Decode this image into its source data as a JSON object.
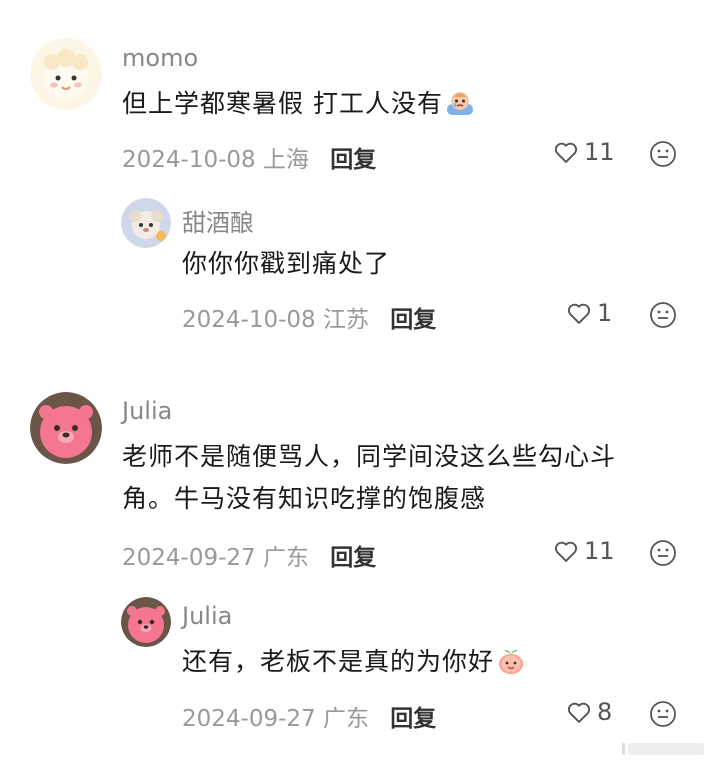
{
  "comments": [
    {
      "username": "momo",
      "text": "但上学都寒暑假 打工人没有",
      "date": "2024-10-08",
      "location": "上海",
      "reply_label": "回复",
      "likes": "11",
      "replies": [
        {
          "username": "甜酒酿",
          "text": "你你你戳到痛处了",
          "date": "2024-10-08",
          "location": "江苏",
          "reply_label": "回复",
          "likes": "1"
        }
      ]
    },
    {
      "username": "Julia",
      "text_line1": "老师不是随便骂人，同学间没这么些勾心斗",
      "text_line2": "角。牛马没有知识吃撑的饱腹感",
      "date": "2024-09-27",
      "location": "广东",
      "reply_label": "回复",
      "likes": "11",
      "replies": [
        {
          "username": "Julia",
          "text": "还有，老板不是真的为你好",
          "date": "2024-09-27",
          "location": "广东",
          "reply_label": "回复",
          "likes": "8"
        }
      ]
    }
  ]
}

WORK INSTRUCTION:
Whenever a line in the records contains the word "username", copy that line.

ANSWER:
      "username": "momo",
          "username": "甜酒酿",
      "username": "Julia",
          "username": "Julia",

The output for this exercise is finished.